    Those are the moments, along with some others (Tumnus in his cave; the Peter, Edmund, Jadis, Asian denouement; the wall art in Aslan’s Howe) that nailed the spirit of Narnia, and allow me to tolerate some of the less resonant elements of the adaptions.

  • Cleander says:

    That was an interesting tidbit about your conversation with Sergio Castellito, Glumpuddle. I wonder how much the language thing was a problem when he was trying to figure out emphasis and inflection for his English lines…

  • Andrew says:

    Glumpuddle, I totally agree about Lucy! Her innocence, purity, and connection with Aslan are spot-on!

  • JFGII says:

    This relates to the walden films only vaguely. Please bear with me…

    Ages 4-5, I saw BBC’s LWW, and I loved it.
    Age 9, I was compelled to read the LWW book, and I loved it too.
    Age 11 I saw the LWW walden movie, and I liked it.
    Age 12, I listened to the rest of the books on audio. Mixed to negative reaction to all of them. I hated the conclusion in LB.
    Ages 12-13, I saw the rest of the BBC Narnia films. Lukewarm reactions to those. Not too impressed.
    Age 14, Prince CASPIAN goes into theaters. Mixed to positive reaction. Too violent for Narnia.
    Age 16, VotDT is released. Very mixed reaction, found it cheesy as heck, but for a time, I like it better than PC. What was I thinking?
    Ages 16-present, I gradually let go of my childish anger and annoyance towards the remaining Narnia books. Now LB is an inspiration as finales go, and SC is one of my faves. LWW is still my favorite. The walden films have gradually fallen in asteem for me, to the point where I was really excited for a SC reboot. I do love their music scores (not VDT as much).

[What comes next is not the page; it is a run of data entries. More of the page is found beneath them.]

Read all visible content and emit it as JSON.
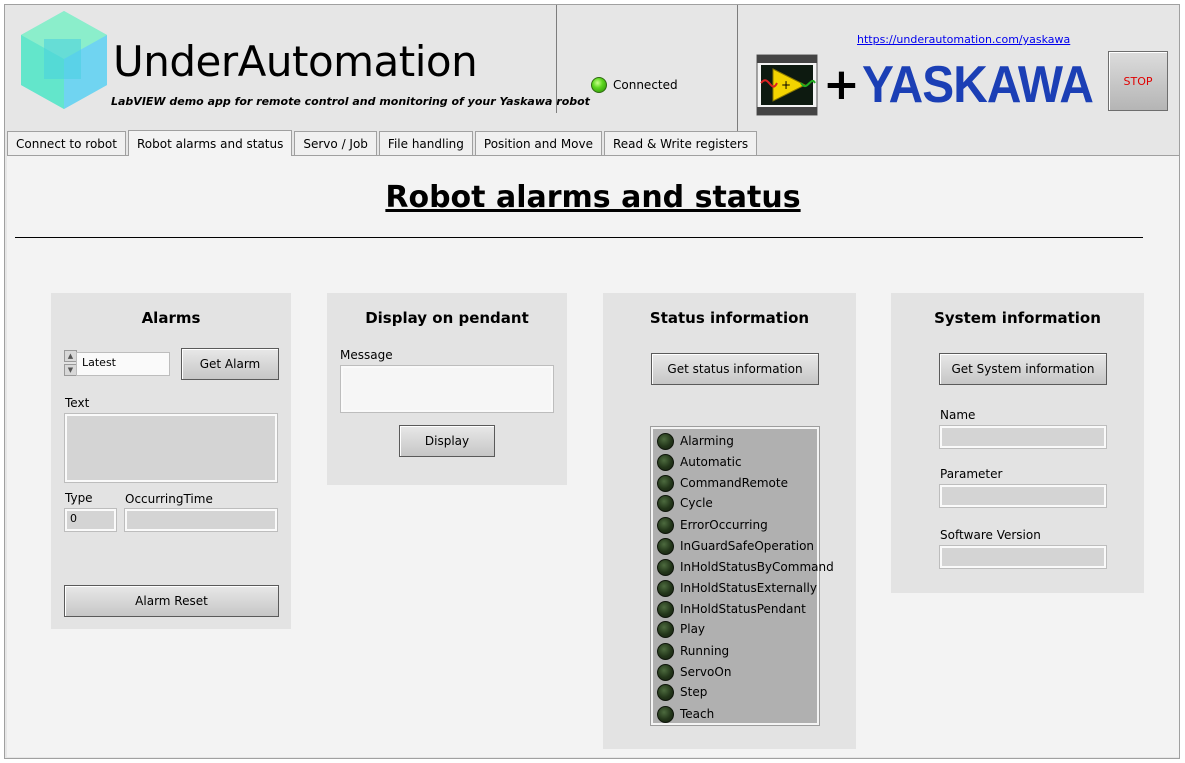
{
  "header": {
    "brand": "UnderAutomation",
    "tagline": "LabVIEW demo app for remote control and monitoring of your Yaskawa robot",
    "connection_status": "Connected",
    "url": "https://underautomation.com/yaskawa",
    "partner_logo_text": "YASKAWA",
    "plus_sign": "+",
    "stop_label": "STOP",
    "colors": {
      "connected_led": "#5cd61e",
      "yaskawa_blue": "#1b3fb5",
      "stop_text": "#e00000"
    }
  },
  "tabs": [
    {
      "label": "Connect to robot",
      "active": false
    },
    {
      "label": "Robot alarms and status",
      "active": true
    },
    {
      "label": "Servo / Job",
      "active": false
    },
    {
      "label": "File handling",
      "active": false
    },
    {
      "label": "Position and Move",
      "active": false
    },
    {
      "label": "Read & Write registers",
      "active": false
    }
  ],
  "page": {
    "title": "Robot alarms and status"
  },
  "alarms": {
    "title": "Alarms",
    "selector_value": "Latest",
    "get_alarm_label": "Get Alarm",
    "text_label": "Text",
    "text_value": "",
    "type_label": "Type",
    "type_value": "0",
    "occurring_time_label": "OccurringTime",
    "occurring_time_value": "",
    "reset_label": "Alarm Reset"
  },
  "pendant": {
    "title": "Display on pendant",
    "message_label": "Message",
    "message_value": "",
    "display_label": "Display"
  },
  "status": {
    "title": "Status information",
    "get_label": "Get status information",
    "indicators": [
      "Alarming",
      "Automatic",
      "CommandRemote",
      "Cycle",
      "ErrorOccurring",
      "InGuardSafeOperation",
      "InHoldStatusByCommand",
      "InHoldStatusExternally",
      "InHoldStatusPendant",
      "Play",
      "Running",
      "ServoOn",
      "Step",
      "Teach"
    ]
  },
  "system": {
    "title": "System information",
    "get_label": "Get System information",
    "name_label": "Name",
    "name_value": "",
    "parameter_label": "Parameter",
    "parameter_value": "",
    "software_version_label": "Software Version",
    "software_version_value": ""
  }
}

    The walden films have some great features (Georgie Henley was cute as a button, telmarine characters like General Glozzelle are very compelling, Will Poulter was a hoot to watch), but I don’t think life would have been very different without them. Ouch.

  • hogglestock says:

    When I was helping homeschool a missionary family for a few years, LWW went on almost every Sunday while we were getting lunch ready. I didn’t usually stick around for the whole movie, but I always had to get to the living room to watch Lucy’s entrance into Narnia.

Leave a Comment

Preview: